* ENTRIES PROVIDED:

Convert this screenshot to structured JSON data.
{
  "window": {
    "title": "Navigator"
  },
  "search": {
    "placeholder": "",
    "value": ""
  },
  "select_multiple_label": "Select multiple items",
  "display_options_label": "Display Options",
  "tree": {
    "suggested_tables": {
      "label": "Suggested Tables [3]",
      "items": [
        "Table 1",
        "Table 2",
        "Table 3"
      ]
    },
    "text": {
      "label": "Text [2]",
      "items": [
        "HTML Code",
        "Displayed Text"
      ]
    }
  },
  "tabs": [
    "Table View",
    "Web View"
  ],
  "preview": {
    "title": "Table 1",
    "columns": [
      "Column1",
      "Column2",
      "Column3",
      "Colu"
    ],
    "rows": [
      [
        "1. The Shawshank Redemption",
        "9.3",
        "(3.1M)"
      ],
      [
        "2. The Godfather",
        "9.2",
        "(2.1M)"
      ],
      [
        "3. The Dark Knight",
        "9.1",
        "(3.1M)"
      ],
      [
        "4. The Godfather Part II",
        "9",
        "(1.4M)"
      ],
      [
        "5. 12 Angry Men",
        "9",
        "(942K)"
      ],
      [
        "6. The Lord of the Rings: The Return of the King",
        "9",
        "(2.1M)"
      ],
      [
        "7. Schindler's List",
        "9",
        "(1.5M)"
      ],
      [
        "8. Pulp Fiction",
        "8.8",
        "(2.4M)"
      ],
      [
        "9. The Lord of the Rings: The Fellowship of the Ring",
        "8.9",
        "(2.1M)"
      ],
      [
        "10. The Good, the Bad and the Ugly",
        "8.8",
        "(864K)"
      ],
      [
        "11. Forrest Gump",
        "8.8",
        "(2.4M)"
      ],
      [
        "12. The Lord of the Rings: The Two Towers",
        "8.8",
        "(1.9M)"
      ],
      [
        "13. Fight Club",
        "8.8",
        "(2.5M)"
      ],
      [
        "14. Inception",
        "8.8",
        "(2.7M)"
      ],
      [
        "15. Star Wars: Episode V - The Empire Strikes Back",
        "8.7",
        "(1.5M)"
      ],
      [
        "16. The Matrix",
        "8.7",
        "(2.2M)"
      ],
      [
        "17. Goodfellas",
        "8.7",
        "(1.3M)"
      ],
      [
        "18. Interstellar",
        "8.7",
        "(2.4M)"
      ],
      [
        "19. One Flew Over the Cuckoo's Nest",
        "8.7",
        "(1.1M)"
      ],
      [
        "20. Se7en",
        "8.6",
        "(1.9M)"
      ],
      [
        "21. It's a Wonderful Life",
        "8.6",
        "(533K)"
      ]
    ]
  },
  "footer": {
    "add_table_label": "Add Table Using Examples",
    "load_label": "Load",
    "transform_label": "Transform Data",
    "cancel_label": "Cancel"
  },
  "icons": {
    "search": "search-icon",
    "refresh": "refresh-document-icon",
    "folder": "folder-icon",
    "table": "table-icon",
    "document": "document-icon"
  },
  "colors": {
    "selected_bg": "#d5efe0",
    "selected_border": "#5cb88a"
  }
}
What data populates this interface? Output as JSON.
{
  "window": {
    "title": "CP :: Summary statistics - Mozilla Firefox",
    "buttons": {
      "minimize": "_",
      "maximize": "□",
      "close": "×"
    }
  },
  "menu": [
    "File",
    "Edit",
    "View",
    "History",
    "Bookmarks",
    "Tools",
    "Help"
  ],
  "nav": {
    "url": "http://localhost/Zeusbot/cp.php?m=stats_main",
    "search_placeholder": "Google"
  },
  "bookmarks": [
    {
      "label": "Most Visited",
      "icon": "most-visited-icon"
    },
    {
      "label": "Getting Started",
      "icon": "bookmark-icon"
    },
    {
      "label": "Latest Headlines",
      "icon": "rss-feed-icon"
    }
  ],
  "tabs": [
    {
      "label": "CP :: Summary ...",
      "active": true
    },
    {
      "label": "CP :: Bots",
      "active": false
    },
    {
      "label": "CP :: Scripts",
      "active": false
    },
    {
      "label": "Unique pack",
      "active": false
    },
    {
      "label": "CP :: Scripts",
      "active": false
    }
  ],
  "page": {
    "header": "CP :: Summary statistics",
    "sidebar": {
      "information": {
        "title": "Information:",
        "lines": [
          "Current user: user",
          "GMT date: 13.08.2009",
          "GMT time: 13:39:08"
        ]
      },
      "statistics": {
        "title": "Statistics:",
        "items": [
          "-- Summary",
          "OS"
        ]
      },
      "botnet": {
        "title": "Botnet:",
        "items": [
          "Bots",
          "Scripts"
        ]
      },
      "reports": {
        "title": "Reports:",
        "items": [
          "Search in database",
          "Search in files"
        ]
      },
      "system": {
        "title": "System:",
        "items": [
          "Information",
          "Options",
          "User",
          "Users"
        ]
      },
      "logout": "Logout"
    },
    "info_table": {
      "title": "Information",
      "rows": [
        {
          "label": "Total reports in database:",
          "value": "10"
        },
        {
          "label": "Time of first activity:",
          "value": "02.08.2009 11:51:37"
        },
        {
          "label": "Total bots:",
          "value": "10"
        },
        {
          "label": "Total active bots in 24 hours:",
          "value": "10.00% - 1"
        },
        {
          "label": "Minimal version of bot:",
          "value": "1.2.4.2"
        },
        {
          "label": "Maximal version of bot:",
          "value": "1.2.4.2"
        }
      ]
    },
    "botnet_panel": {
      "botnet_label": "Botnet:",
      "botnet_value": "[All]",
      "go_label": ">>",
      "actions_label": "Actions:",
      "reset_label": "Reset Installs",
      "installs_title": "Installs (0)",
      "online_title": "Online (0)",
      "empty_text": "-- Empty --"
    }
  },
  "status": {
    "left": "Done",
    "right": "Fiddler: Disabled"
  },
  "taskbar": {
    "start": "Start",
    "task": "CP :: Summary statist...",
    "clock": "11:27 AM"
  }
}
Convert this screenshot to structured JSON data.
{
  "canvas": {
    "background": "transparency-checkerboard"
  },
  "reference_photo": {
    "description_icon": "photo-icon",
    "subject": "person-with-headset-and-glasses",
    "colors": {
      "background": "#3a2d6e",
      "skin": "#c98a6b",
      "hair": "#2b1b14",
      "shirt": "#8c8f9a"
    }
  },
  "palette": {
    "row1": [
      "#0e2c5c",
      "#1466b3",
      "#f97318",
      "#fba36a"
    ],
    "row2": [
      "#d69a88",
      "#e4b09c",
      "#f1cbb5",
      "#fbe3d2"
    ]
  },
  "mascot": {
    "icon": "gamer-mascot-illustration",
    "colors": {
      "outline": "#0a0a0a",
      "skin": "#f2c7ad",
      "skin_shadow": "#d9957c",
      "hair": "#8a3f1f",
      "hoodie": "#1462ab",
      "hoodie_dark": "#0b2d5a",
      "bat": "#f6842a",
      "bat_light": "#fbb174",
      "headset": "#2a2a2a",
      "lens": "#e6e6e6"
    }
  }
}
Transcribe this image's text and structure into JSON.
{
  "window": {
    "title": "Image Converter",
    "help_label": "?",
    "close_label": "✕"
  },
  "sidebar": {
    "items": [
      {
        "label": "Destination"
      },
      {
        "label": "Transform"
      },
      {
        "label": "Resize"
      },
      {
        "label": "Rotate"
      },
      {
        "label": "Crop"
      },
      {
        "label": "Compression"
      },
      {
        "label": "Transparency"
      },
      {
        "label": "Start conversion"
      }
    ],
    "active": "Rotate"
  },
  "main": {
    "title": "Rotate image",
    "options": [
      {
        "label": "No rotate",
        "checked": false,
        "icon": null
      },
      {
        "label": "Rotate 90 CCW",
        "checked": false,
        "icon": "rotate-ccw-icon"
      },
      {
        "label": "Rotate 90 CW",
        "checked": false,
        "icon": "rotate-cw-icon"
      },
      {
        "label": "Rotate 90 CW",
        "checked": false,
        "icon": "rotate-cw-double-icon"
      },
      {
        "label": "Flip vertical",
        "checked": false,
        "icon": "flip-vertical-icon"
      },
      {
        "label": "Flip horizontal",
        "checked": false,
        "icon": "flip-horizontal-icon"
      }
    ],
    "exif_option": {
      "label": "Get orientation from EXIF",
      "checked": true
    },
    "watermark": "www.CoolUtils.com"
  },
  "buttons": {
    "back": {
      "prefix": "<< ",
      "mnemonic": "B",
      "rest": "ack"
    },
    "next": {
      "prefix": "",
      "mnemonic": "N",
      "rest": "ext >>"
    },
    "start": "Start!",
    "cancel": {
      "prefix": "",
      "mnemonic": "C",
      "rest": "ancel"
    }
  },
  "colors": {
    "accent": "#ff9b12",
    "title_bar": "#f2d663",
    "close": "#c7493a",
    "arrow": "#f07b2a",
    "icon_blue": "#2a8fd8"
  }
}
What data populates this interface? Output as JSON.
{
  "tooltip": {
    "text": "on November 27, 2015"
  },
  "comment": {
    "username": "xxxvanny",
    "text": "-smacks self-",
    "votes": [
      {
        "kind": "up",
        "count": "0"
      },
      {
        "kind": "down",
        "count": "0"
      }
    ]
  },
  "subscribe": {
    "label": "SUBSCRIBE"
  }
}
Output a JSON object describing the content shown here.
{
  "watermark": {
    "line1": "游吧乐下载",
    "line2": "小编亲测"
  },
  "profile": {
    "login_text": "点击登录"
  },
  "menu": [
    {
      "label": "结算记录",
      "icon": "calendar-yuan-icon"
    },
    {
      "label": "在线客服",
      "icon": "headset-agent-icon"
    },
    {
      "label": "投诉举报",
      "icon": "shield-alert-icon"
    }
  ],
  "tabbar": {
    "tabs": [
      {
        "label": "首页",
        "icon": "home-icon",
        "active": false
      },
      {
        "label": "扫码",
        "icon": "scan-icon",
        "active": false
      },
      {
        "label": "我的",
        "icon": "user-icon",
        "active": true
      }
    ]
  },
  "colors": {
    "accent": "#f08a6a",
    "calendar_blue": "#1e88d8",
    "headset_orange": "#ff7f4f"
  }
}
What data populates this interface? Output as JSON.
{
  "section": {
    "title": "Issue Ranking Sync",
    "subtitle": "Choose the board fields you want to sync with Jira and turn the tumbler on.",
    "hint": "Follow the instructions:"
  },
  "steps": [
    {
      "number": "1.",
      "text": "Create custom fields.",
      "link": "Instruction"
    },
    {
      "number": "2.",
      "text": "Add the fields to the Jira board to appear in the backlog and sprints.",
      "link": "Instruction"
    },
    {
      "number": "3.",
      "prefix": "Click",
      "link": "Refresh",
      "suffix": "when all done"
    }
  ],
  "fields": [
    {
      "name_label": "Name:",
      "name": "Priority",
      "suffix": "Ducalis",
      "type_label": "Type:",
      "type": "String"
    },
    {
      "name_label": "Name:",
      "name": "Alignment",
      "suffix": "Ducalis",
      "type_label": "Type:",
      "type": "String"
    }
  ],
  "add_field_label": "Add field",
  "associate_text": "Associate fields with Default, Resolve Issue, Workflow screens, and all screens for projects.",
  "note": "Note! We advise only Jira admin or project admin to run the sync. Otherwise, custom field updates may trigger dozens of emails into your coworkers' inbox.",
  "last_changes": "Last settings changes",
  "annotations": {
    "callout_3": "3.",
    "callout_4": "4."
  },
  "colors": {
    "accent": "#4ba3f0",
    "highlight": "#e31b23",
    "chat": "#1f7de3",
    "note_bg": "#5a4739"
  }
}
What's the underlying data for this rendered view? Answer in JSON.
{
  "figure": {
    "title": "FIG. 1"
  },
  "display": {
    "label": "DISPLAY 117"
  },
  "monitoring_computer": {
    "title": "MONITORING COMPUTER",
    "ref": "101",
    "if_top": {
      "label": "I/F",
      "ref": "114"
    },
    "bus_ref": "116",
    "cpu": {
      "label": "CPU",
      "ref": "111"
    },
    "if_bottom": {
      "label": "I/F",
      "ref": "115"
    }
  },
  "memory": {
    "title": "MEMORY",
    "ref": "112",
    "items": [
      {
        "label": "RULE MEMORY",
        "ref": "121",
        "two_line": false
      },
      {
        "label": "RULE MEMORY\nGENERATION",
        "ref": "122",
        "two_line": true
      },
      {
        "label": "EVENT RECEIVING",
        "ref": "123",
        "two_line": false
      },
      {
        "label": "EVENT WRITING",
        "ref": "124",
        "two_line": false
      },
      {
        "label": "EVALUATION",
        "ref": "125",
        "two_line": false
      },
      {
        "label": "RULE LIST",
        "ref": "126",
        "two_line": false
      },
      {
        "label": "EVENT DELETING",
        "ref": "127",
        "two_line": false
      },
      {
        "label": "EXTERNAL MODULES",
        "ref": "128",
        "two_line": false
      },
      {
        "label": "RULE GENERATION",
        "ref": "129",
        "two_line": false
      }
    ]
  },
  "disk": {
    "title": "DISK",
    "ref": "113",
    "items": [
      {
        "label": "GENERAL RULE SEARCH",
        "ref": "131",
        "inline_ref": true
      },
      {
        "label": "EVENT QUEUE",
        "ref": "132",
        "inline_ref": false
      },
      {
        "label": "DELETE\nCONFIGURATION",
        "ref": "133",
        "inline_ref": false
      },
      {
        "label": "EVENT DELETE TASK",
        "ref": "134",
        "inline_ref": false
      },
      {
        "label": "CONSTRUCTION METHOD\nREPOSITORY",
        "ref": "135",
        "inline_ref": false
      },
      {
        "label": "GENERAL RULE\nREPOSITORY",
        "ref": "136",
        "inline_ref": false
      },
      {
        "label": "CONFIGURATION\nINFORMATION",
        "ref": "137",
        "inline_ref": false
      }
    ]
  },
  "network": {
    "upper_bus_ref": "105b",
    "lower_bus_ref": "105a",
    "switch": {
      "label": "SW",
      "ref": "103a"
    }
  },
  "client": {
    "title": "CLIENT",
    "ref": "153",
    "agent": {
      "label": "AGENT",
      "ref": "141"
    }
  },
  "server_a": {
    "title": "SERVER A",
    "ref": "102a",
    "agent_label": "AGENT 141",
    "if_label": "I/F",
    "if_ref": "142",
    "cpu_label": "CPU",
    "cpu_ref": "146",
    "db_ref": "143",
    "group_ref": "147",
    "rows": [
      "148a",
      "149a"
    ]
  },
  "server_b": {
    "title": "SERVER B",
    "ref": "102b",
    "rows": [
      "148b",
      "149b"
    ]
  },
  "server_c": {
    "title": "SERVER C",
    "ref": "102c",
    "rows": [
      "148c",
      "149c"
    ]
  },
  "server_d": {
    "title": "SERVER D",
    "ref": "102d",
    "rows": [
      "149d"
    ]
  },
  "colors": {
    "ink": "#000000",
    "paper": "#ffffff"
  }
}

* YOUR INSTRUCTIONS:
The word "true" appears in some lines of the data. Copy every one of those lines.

* ANSWER:
      "active": true
      "checked": true
        "active": true
        "two_line": true
        "inline_ref": true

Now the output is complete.